Maybe something big, so big it makes the news. War, an act of terrorism, a natural disaster.
Or maybe something more personal, yet every bit as devastating. A terrible accident, a daunting diagnosis, a death in the family.
Crime, abuse, layoffs, divorce . . . The list goes on and on. Life throws a million challenges at us, tries hard, real hard sometimes, to turn us into victims.
But here's the key.
We may not always get to choose what happens to us. But we always get to choose our response.
This is the big lesson I learned from the Cedar Fire. One day I was living my normal life. The next day I was homeless, and the world suddenly saw me as a "fire victim."
This didn't make sense to me. I was alive. My husband and I, our two giant Newfoundland dogs and Chelsea the cockatiel drove through fire and came out of it unscathed.
Unlike 12 of our neighbors.
As one of our other neighbors put it: "We buried the victims. The rest of us are survivors"
But not everyone affected by the fire felt the same way. A lot of people identified with the “victim” label. They even introduced themselves as “fire victims.” And most of them were bitter, accusatory, awash in self-pity, regardless of how much or how little they'd lost in the fire.
That’s when I realized: It’s a choice. You can be a victim. Or you can be a survivor. No matter how terrible your circumstances, you get to choose.
Assuming that you decide to survive, as most of us do, you’ve taken the first step on a sacred journey—the journey from survival to significance.
It’s good to be a survivor when everything around you is on fire, when the ship is going down, when the odds are flat out against you. It sure beats the alternative. And, in fact, much of the world exists in permanent survival mode.
But there’s more to life, and we know it. We can feel it deep inside. We don’t want to simply survive, hanging onto our life rings and floating among the flotsam and jetsom forever. We don't want to camp out on the ash heap that used to be our home.
We want to reboot and rebuild. We want to thrive. We want to come back from adversity even stronger than before. Something in us tells us it’s possible, because it is.
So for many of us, that’s the next step in our journey. We evolve from SURVIVORS to THRIVERS.
We discover life can be richer than before, in spite of, perhaps even because of the adversity we've overcome. We've learned what's truly important in life. We don’t take as much for granted. Life is good.
But some of us don’t stop there either. We feel so fortunate to have come so far. We’ve learned so much from our struggle. We just can’t keep all that to ourselves. So we start to share it with others in all sorts of ways.
Now we’ve moved on to the next step in our journey. We’ve become GIVERS.
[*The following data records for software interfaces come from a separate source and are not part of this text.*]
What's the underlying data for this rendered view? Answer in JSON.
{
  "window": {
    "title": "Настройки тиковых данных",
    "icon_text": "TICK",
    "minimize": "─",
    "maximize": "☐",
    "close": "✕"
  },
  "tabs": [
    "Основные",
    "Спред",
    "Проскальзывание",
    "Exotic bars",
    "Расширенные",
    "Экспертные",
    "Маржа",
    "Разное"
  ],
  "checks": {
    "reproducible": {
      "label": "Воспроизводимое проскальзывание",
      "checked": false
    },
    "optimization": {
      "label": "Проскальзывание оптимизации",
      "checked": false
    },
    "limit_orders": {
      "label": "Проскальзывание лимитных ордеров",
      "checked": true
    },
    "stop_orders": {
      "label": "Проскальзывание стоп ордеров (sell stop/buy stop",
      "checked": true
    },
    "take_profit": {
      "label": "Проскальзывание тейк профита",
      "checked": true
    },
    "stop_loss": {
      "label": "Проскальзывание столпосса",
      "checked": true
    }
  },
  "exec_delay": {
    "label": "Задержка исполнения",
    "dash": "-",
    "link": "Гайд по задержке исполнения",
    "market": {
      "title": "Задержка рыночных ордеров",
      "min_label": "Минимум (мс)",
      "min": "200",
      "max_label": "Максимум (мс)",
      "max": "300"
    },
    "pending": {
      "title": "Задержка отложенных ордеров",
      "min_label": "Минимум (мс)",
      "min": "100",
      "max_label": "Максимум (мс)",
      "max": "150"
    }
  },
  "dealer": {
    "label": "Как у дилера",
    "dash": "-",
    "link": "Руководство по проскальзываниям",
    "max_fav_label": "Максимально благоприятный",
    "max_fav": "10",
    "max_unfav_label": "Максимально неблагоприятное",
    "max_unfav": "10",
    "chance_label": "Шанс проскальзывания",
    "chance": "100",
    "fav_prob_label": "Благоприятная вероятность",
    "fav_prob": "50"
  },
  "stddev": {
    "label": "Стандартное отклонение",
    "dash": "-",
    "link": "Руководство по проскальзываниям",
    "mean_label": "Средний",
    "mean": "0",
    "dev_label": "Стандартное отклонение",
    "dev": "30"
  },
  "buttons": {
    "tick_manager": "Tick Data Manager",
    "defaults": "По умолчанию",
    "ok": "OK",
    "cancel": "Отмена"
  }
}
It’s a form of alchemy really, turning adversity into blessings—for ourselves and others. Thank God for the givers. They make the world go round. It’s a wonderful thing to be a giver, a lovely way to live. There’s really no need to travel any farther.
Unless you feel the call to keep going.
Some of us do hear that call, and a few answer it. I’m talking now about those rare individuals who leverage their personal catastrophe into broad benefits. They pour themselves into the effort, starting businesses, nonprofits, global movements.
They go big and leave a legacy. These are the CHANGEMAKERS.
So that’s the roadmap, the stops along the way from survival to significance. I’m guessing this makes sense to you. I'm guessing you’re somewhere en route. You’ve realized that your life is your story, and you’re making it a great one.
Keep going. The world is waiting.